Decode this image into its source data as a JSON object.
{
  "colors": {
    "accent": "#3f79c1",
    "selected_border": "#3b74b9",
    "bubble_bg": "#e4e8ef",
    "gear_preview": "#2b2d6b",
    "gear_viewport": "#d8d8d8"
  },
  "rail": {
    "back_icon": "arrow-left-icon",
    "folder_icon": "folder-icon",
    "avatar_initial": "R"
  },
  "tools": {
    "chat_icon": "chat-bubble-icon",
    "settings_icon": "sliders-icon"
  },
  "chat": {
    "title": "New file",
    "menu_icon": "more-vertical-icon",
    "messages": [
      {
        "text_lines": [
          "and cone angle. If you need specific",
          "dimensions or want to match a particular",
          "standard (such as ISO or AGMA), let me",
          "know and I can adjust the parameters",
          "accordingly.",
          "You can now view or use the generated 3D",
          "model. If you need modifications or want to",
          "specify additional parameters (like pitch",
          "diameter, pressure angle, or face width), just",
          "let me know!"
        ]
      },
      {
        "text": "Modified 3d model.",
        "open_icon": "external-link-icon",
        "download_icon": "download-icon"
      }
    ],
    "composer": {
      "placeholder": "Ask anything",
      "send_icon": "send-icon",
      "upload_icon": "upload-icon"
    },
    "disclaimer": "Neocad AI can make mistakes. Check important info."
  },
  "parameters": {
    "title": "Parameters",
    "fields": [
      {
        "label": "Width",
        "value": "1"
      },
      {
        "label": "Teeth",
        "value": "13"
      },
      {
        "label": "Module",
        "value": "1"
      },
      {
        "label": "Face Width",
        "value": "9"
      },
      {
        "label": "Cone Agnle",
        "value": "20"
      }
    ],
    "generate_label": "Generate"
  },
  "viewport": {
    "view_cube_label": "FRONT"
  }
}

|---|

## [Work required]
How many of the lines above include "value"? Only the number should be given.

## [Your response]
5